EXERCISE GOAL: Without including any pictures, copy each entry below exactly.
═════ DATA FOR THIS TASK ═════
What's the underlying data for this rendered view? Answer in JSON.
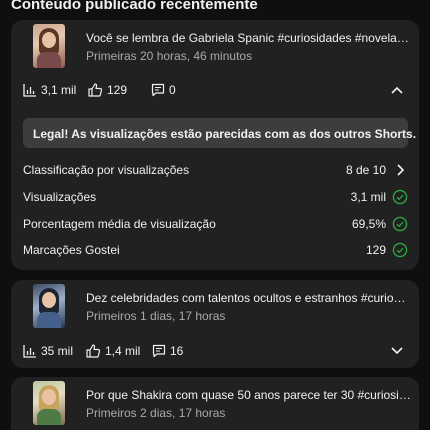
{
  "section": {
    "title": "Conteúdo publicado recentemente"
  },
  "videos": [
    {
      "title": "Você se lembra de Gabriela Spanic #curiosidades #novela #f...",
      "time": "Primeiras 20 horas, 46 minutos",
      "views": "3,1 mil",
      "likes": "129",
      "comments": "0",
      "expanded": true
    },
    {
      "title": "Dez celebridades com talentos ocultos e estranhos #curiosida...",
      "time": "Primeiros 1 dias, 17 horas",
      "views": "35 mil",
      "likes": "1,4 mil",
      "comments": "16",
      "expanded": false
    },
    {
      "title": "Por que Shakira com quase 50 anos parece ter 30 #curiosida...",
      "time": "Primeiros 2 dias, 17 horas"
    }
  ],
  "details": {
    "banner": "Legal! As visualizações estão parecidas com as dos outros Shorts.",
    "metrics": [
      {
        "label": "Classificação por visualizações",
        "value": "8 de 10",
        "icon": "chevron-right-icon"
      },
      {
        "label": "Visualizações",
        "value": "3,1 mil",
        "icon": "check-circle-icon"
      },
      {
        "label": "Porcentagem média de visualização",
        "value": "69,5%",
        "icon": "check-circle-icon"
      },
      {
        "label": "Marcações Gostei",
        "value": "129",
        "icon": "check-circle-icon"
      }
    ]
  },
  "colors": {
    "background": "#0f0f0f",
    "card": "#212121",
    "banner": "#3d3d3d",
    "success": "#2ba640",
    "secondary_text": "#aaaaaa"
  }
}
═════
EXERCISE SOLUTION:
What's the underlying data for this rendered view? Answer in JSON.
{
  "section": {
    "title": "Conteúdo publicado recentemente"
  },
  "videos": [
    {
      "title": "Você se lembra de Gabriela Spanic #curiosidades #novela #f...",
      "time": "Primeiras 20 horas, 46 minutos",
      "views": "3,1 mil",
      "likes": "129",
      "comments": "0",
      "expanded": true
    },
    {
      "title": "Dez celebridades com talentos ocultos e estranhos #curiosida...",
      "time": "Primeiros 1 dias, 17 horas",
      "views": "35 mil",
      "likes": "1,4 mil",
      "comments": "16",
      "expanded": false
    },
    {
      "title": "Por que Shakira com quase 50 anos parece ter 30 #curiosida...",
      "time": "Primeiros 2 dias, 17 horas"
    }
  ],
  "details": {
    "banner": "Legal! As visualizações estão parecidas com as dos outros Shorts.",
    "metrics": [
      {
        "label": "Classificação por visualizações",
        "value": "8 de 10",
        "icon": "chevron-right-icon"
      },
      {
        "label": "Visualizações",
        "value": "3,1 mil",
        "icon": "check-circle-icon"
      },
      {
        "label": "Porcentagem média de visualização",
        "value": "69,5%",
        "icon": "check-circle-icon"
      },
      {
        "label": "Marcações Gostei",
        "value": "129",
        "icon": "check-circle-icon"
      }
    ]
  },
  "colors": {
    "background": "#0f0f0f",
    "card": "#212121",
    "banner": "#3d3d3d",
    "success": "#2ba640",
    "secondary_text": "#aaaaaa"
  }
}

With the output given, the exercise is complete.